Wherever the word "Read" shows up in the data, report the line it sits in.

(Stored items)
((
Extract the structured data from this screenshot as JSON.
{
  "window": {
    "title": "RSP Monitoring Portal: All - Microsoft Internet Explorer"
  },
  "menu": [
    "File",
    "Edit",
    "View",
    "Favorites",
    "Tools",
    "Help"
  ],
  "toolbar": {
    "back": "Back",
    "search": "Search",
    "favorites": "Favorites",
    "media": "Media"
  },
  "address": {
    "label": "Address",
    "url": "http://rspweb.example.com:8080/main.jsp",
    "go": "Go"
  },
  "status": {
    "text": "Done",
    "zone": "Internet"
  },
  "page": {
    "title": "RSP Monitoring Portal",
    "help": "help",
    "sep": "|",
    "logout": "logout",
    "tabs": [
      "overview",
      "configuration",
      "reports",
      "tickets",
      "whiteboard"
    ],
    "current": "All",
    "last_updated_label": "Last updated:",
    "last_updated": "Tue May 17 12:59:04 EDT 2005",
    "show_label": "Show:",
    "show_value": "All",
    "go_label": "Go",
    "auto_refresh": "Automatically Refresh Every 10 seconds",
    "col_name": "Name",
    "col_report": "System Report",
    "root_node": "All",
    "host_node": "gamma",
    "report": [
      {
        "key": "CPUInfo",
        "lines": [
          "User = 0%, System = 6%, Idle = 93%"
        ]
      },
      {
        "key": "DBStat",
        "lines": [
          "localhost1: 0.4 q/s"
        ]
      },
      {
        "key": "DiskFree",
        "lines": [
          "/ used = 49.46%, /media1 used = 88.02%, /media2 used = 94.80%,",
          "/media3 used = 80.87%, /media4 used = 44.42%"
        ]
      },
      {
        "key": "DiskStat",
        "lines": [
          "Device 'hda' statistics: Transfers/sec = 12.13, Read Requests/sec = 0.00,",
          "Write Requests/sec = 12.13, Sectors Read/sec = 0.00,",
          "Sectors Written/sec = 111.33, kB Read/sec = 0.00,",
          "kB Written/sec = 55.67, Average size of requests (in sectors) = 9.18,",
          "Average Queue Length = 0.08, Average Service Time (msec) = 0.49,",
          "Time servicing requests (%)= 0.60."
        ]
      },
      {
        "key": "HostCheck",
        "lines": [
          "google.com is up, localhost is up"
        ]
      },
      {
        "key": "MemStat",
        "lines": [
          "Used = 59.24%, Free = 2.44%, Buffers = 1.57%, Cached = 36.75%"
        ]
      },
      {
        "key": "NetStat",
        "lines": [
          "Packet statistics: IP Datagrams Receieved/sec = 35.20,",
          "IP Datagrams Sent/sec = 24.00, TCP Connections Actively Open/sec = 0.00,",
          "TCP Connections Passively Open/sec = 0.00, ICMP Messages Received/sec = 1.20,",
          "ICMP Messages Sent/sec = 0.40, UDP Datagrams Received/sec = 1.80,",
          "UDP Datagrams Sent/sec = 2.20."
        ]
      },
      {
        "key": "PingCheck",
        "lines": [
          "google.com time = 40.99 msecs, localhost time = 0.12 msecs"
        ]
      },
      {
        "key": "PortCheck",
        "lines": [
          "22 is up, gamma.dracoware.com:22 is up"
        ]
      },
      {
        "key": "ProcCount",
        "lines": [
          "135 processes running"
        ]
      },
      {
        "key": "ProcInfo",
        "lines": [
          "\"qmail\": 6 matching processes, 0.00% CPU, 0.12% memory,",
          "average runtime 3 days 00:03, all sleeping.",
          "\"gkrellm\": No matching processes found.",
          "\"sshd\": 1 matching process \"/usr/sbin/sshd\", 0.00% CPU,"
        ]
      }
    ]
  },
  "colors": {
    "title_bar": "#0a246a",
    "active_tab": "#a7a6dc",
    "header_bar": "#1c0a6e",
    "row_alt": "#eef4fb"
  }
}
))
[WRITTEN ANSWER]
          "Device 'hda' statistics: Transfers/sec = 12.13, Read Requests/sec = 0.00,",
          "Write Requests/sec = 12.13, Sectors Read/sec = 0.00,",
          "Sectors Written/sec = 111.33, kB Read/sec = 0.00,",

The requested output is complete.